(Data records for software interfaces)
#####

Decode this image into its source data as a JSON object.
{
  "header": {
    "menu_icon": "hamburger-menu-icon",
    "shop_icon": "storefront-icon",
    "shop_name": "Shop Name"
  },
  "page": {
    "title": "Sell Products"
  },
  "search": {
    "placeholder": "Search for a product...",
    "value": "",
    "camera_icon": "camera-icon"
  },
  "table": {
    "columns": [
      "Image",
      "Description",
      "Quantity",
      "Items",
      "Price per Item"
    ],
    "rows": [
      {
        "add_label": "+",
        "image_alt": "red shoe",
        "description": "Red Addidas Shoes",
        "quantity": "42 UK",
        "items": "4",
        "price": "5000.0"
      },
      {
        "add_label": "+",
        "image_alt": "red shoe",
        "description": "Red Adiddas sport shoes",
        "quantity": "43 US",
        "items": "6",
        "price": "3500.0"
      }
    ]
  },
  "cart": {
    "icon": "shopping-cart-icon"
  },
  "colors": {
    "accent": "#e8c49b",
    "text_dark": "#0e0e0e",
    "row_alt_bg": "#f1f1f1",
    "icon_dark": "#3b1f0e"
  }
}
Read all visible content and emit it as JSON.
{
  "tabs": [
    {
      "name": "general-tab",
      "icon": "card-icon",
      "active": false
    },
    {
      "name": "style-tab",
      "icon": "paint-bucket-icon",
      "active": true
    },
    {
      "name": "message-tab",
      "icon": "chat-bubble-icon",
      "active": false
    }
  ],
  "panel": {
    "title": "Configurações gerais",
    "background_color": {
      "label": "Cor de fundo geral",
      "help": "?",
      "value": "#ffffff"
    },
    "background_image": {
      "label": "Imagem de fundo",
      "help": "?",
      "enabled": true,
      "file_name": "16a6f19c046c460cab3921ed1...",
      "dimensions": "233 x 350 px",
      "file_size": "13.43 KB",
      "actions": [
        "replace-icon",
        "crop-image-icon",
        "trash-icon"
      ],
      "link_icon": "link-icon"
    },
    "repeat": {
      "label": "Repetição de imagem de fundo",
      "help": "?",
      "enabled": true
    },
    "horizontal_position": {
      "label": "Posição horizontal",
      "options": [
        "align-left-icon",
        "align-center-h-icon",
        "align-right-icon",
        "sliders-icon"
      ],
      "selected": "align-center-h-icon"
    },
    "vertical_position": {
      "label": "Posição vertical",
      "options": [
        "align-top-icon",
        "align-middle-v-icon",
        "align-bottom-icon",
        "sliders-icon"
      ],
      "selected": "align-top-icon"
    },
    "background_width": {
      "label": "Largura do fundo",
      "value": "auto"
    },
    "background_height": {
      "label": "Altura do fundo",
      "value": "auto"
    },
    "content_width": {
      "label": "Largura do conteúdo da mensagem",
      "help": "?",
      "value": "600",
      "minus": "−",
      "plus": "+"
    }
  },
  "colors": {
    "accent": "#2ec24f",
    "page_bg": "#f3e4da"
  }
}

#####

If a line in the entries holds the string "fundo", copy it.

§ **Answer section**:
      "label": "Cor de fundo geral",
      "label": "Imagem de fundo",
      "label": "Repetição de imagem de fundo",
      "label": "Largura do fundo",
      "label": "Altura do fundo",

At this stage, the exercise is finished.